My version had a few constraints in that all the vegetables and seafood had to be chopped finely in order for Chris to be able to swallow easily. I wanted a thick soup, but not too thick, so that you could taste the individual ingredients. So I ended up compromising by blending up half the soup. This also meant that I didn't need to add any flour or extra cream, since the soup was rich and creamy without.

Chris loved the soup so much that I had to make it the next day too. He ate an entire saucepan of the stuff - which I have worked out contains about 10 pints. This chap most certainly has hollow legs and must be on the road to recovery!

So here is my (not very authentic) utterly delicious version . . .

Serves 3-4
Skill level: Easy

600g white fish (I used a mixture of cod and haddock) - skinned and cut into bite-sized chunks
70g unsmoked back bacon, finely chopped
1 x English onion (about 100g), finely chopped
600g floury potatoes, peeled and diced
140g frozen sweetcorn, defrosted
750ml fish stock
2 tsp Worcestershire sauce, or to taste
1 x bay leaf
a sprig of fresh thyme
salt and freshly ground black pepper
fresh parsley, finely chopped (to serve)


  1. In a large heavy-based saucepan, melt the butter. Gently fry the bacon for 5 minutes, then tip in the onions and continue to cook for another 10 minutes until the onions have softened.
  2. Add the potatoes, stock and herbs. Bring to the boil and then simmer for 15 minutes until the potatoes are tender.
  3. Blend half the mixture until smooth, and then return to the pan together with the sweetcorn. Add the Worcestershire sauce and check the seasoning. Bring back to a simmer.
  4. Add the fish. Simmer for another 10 minutes or so (or until the fish is cooked through), before serving topped with a sprinkling of chopped parsley.


  • I would normally add chopped carrots and celery to the onions when frying. 
  • Pollack, whiting or even gurnard would work very well.
  • Replace some of the fish with prawns or cockles, clams and mussels.
  • Use spring onions instead of old onions. Cook the white parts in butter with the bacon. Add the green parts to the soup with the fish. 
  • In the States, traditional New England chowder would be served with Saltines, a type of small, dry, salted cracker for dipping into the soup. I substituted Ritz Crackers as a bit of a joke. The joke was on me as everyone loved them. There were lots of "ooh, haven't had one of these in years!" types of comments, and the box was emptied. (Do check out their website; they have a recipe page!)


o cozinheiro este algarve said...
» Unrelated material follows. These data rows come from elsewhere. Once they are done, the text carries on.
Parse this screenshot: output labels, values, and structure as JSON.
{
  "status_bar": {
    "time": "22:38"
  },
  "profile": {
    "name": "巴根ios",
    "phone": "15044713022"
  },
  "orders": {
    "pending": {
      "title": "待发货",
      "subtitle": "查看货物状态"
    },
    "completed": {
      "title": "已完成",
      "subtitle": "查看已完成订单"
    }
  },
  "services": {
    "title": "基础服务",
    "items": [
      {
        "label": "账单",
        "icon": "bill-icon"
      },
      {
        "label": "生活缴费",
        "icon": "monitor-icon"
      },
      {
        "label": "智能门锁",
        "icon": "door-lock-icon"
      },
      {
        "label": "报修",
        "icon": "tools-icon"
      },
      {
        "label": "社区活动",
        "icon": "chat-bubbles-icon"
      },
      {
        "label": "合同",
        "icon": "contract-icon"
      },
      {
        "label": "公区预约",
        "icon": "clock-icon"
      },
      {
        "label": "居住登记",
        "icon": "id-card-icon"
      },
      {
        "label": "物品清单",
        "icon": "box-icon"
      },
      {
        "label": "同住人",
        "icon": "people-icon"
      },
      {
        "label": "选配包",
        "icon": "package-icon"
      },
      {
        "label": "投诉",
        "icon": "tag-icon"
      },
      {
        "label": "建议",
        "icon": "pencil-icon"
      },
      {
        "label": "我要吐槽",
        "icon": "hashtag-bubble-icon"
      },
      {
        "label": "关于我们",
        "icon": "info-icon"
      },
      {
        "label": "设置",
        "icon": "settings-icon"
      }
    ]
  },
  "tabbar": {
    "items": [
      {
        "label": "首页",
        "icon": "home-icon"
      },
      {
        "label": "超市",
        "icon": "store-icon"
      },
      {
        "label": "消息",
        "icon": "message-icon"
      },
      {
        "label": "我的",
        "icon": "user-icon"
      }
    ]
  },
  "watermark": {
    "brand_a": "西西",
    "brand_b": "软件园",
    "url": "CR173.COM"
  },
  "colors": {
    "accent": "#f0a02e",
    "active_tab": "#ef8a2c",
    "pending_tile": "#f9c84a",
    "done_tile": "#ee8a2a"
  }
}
Delicious and comforting-I love seafood chowder. What a charming story too,it has elements of the parable of the prodigal son.

Caroline Taylor said...

I always forget how much I like sweetcorn until I have some, this looks like it would warm anybody up inside and out. Lucky Chris!